Although my players have been prolific winners in the UAE, we’ve never won the Abu Dhabi HSBC Championship. We have come perilously close on occasions but never walked off with the Falcon Trophy. So, when Thomas Pieters rolled in that winning putt at Yas Links last month I was more than delighted. Not for clinching that illusive title but for Thomas.
Everyone knows what a talented lad, but he has not lived up to his full potential and I’m partly to blame for that for putting too much pressure on his shoulders. Last year at the BMW Championship we sat down together and had a long conversation about what he wanted to accomplish. It was clear he hadn’t achieved what he wanted to achieve and that is where I’ve made a mistake. I try to make my players perfectionists and sometimes, they don’t think they are good enough.
That eventually becomes a negative, so I had to stop that and create more positivity. I might not have the letters behind my name, but I’ve become a psychologist to my players, as I’ve certainly given more mental than technical lessons over the years to help them win tournaments.

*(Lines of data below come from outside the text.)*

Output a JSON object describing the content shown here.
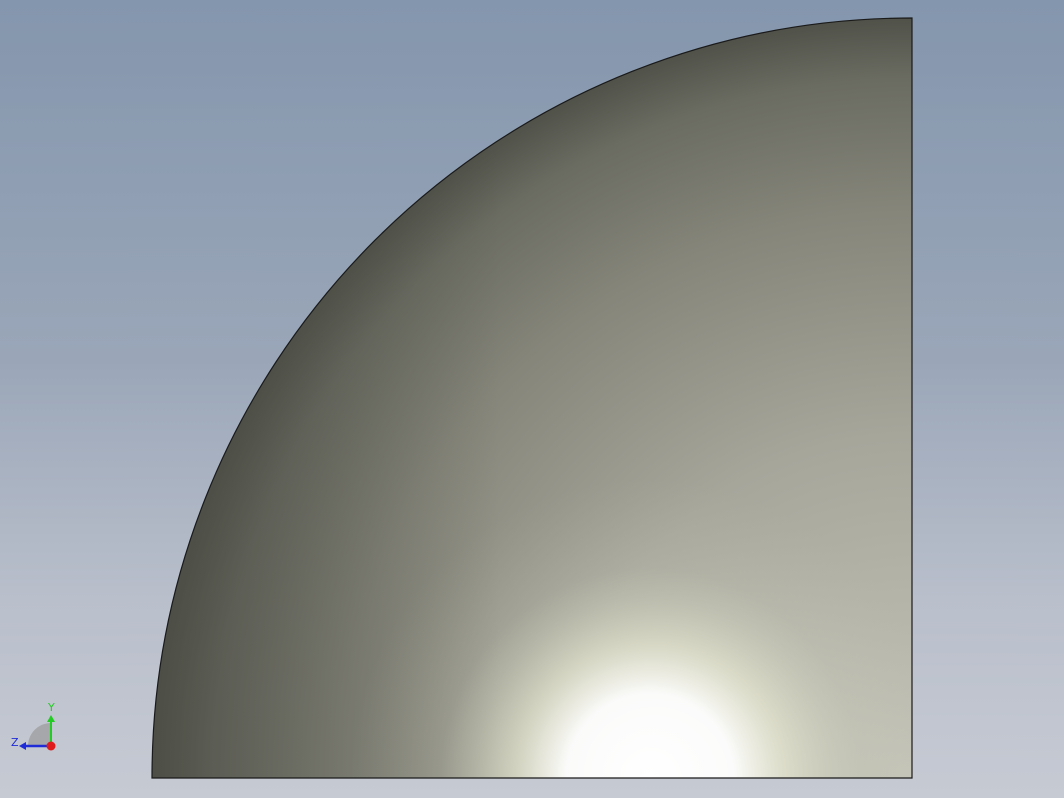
{
  "viewport": {
    "background_top": "#8496ad",
    "background_bottom": "#c6cad3"
  },
  "model": {
    "shape": "quarter-disc",
    "edge_color": "#1a1a1a",
    "shade_dark": "#5f6055",
    "shade_mid": "#8c8c80",
    "shade_light": "#b8b8ae",
    "highlight": "#ffffff"
  },
  "triad": {
    "y_label": "Y",
    "z_label": "Z",
    "y_color": "#22cc22",
    "z_color": "#1f2bd6",
    "x_color": "#e01b1b",
    "icon": "coordinate-triad-icon"
  }
}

Another of my players that enjoyed the challenging conditions was Ian Poulter. As we all know from watching him at the Ryder Cup over the years, he is very strong mentally. What people do not appreciate is Poults is a true player and has the game to craft a score in all weather. I know thousands of great hitters, but I don’t know many good players. The final round at Abu Dhabi was a shining light for Henrik Stenson after he closed with a 65. Our team has got off to a great start with the win at Yas but the icing on the cake would be to see Henrik back on top.
I’ve worked with him for close to 20 years and said everything I needed to say but he needs to listen to something else. Mike Walker who works with me is looking after Henrik now and even though we teach the same way Mike phrases things differently. To this day Henrik’s final round to win the DP World Tour Championship in 2014 was one of the best I’ve ever seen, and I’ve seen plenty. If he can get close to that form with Mike’s assistance, a win will not be far away.
Wave of fresh talent
From the old guard in Abu Dhabi to the next wave of fresh talent, it was exciting to watch. Hovland and Morikawa are the future of the modern game. Both now winners of Rolex Series events in the region and shown the world they can win anywhere. But leading UAE amateur Josh Hill also caught my eye, especially when he finished above the world number one. It’s hard to believe Josh is just 17 years old and to perform like he did in Abu Dhabi and Dubai he’s got the talent to make it on Tour. Not only does he have the length off the tee, but he obviously doesn’t suffer from stage fright. These are the two essentials these days to make it on the big stage.
Keeping to the UAE, I think considering all that has been going through the pandemic it was ideal for the players to have back-to-back events at Ras Al Khaimah. The last two years has been exceptionally tough travelling, living in bubbles and being able to find a rhythm on the course has been harder than ever. So, to have four events in a row in the UAE is the perfect start to any season and more important than ever considering the logistical impact of the pandemic.
To have these events in addition to the three Rolex Series tournament in the region shows how instrumental the UAE has become to the DP World Tour. It will be interesting to see who wins at Ras Al Khaimah and don’t be surprised to see the same player claim both titles. If the wind blows it will certainly test the player’s ability to control their ball flight, this is why amateurs struggle in the wind. It will also be an advantage to the professionals who needed to master breezy conditions growing up. You can’t just play to a number. You must feel the distance and see the flight that is required to match the shot.